is there any official detailed documentation about the different Audio Engine settings inside the Options window? Thanks.
There is no one spot where it is all organized but I cobbled together the audio engine options docs in one list from the C3 user guide and the C2 user guide, hope it’s what you needed and that it helps.
Understanding Cantabile’s Multi-Processor Option
During early development of Cantabile’s multi-processor support we noticed that some plugins don’t work
correctly if two instances of the same plugin are processed at the same time. (eg: two instances of the same instrument plugin) For this reason Cantabile has a couple of options (Options -> Audio Engine) that controls multi-processor support. The available options are:
Number of Audio Threads:
Controls the number of threads Cantabile will use to perform audio processing. Normally this should be set to the number of physical processors your machine has. For processors that support hyper-threading it should be the number of actual physically processor cores - not the number of virtual hyper cores. By setting the number of audio threads to 1 you can effectively disable Cantabile’s multi-core support. This mightbe useful if a plugin proves to be completely incompatible with the multiprocessor support. Generally this mode shouldn’t be needed but may be useful for diagnostics reasons (particularly for plugin developers) or for some unique scenarios this might actually provide better performance (eg: when only using a single plugin). By setting this to a number lower than the number of physical processors available you can leave processing power available to other programs, or for plugins that support their own built-in multi-core processing.
Compatibility Mode provides significant performance increases when running most multi-rack songs and is the recommended mode for most situations. In this mode racks are processed in parallel but processing will stall if two or more plugins of the same type need to be processed at the same time – in which case they will be processed one after the other. Aggressive Mode is suitable when running many racks with the same plugins on each rack. In this mode the plugins being used must be compatible. Many plugins are compatible with this mode, but those that aren’t can cause undesirable effects ranging from noise to crashing the entire application. When a song contains no duplicate plugins Compatibility Mode and Aggressive Mode are effectively equivalent.
Prevent Memory Paging:
When using large sample based instruments memory paging can have an adverse effect on performance and sometimes lead to audio drop outs. This happens because Windows will sometimes unload sections of memory that it thinks are not actively being used to make room for other programs.

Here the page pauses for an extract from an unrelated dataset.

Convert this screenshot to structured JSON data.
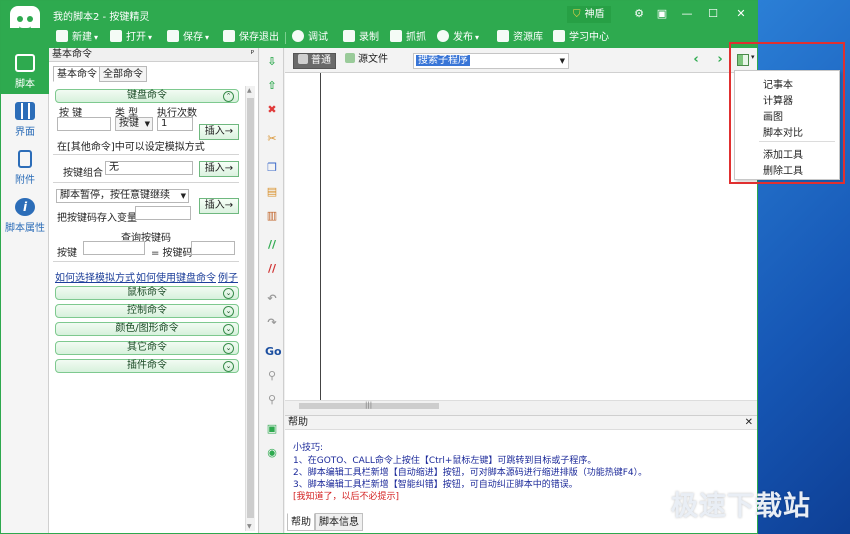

For example when a machine is left running but idle overnight Windows will often page out large sections of memory for no apparent reason. When returning to the machine in the morning there can be considerable audio dropouts as each page is memory page read back from disk. Cantabile’s Prevent Memory Page options helps reduce these problems by periodically “touching” each page of memory to let Windows know that it’s still in use (even if it hasn’t been used in a long time). Enabling Memory Paging Options. The options to prevent memory paging are on the Audio Engine options page in the Options dialog.
Sample Rate Conversion Quality:
Specifies the quality level of sample rate conversion when playing audio files with a sample rate different to the current audio driver.
Enable Output Limiter, threshold:
Select this option to enable Cantabile’s output limiter. When selected, audio samples with an amplitude below the threshold are output unaltered. Samples above the threshold however are soft saturated, to not exceed the maximum possible output level. Use the output limiter to avoid hard clipping and distortion that can occur when audio levels exceed peak levels. There is a small performance overhead in using the output limiter. If you don’t need this option, turning it off can save some processing time.
Double precision (64-bit) audio:
These terms refer to the size of a single audio sample - 32 or 64 bits (also called single and double precision) and is related to audio quality. A more precise number (64-bit) obviously allows for a more accurate representation of a sound. That said, 32-bit audio samples are generally more than good enough for nearly all applications and in general you can’t tell the difference between the two formats. One scenario where you might want to use 64-bit audio is when a signal is going to be heavily processed through a long chain of plugins. By using 64-bit audio you can reduce the accumulation of rounding errors that might occur by using a less precise number format. Cantabile supports both 32 and 64 bit audio as a global option - see Options -> Audio Engine -> Double precision (64-bit) audio. Note that not all plugins support 64-bit audio - check the plugin’s documentation.
Thanks a lot @dave_dore ! That’s what I was looking for and you have explained it clearly and perfectly!
Btw, I really suggest to include such info inside Cantabile or as separate text file, it really helps on getting the best from Cantabile and, therefore, having more satisfied users… and this is important on the “business/marketing” side…